## DATA

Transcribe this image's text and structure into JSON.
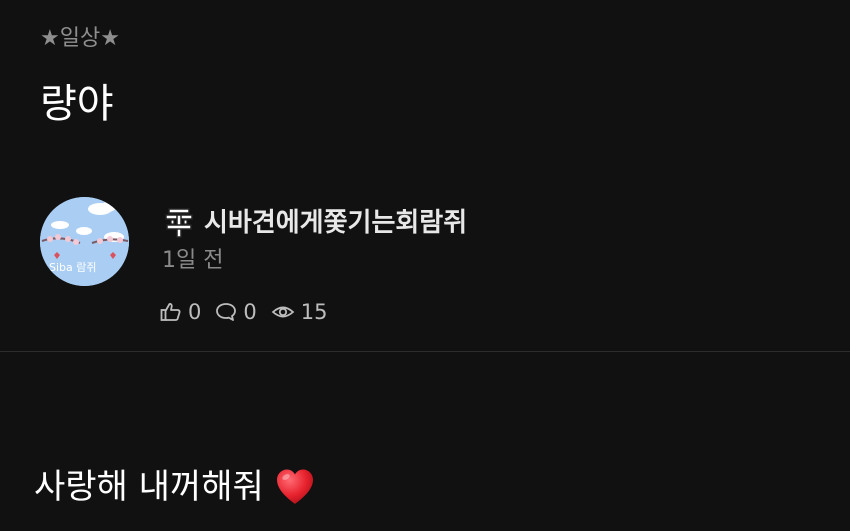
{
  "post": {
    "category": "★일상★",
    "title": "량야",
    "body": "사랑해 내꺼해줘",
    "body_emoji": "heart-icon"
  },
  "author": {
    "name": "시바견에게쫓기는회람쥐",
    "avatar_text": "Siba 람쥐",
    "level_badge_icon": "level-badge-icon",
    "time": "1일 전"
  },
  "stats": {
    "likes": "0",
    "comments": "0",
    "views": "15"
  },
  "colors": {
    "background": "#111111",
    "muted_text": "#8e8e8e",
    "heart": "#e8242f",
    "avatar_bg": "#a9cdf3"
  }
}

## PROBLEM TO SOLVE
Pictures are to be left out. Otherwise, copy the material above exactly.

## ANSWER SECTION
Transcribe this image's text and structure into JSON.
{
  "post": {
    "category": "★일상★",
    "title": "량야",
    "body": "사랑해 내꺼해줘",
    "body_emoji": "heart-icon"
  },
  "author": {
    "name": "시바견에게쫓기는회람쥐",
    "avatar_text": "Siba 람쥐",
    "level_badge_icon": "level-badge-icon",
    "time": "1일 전"
  },
  "stats": {
    "likes": "0",
    "comments": "0",
    "views": "15"
  },
  "colors": {
    "background": "#111111",
    "muted_text": "#8e8e8e",
    "heart": "#e8242f",
    "avatar_bg": "#a9cdf3"
  }
}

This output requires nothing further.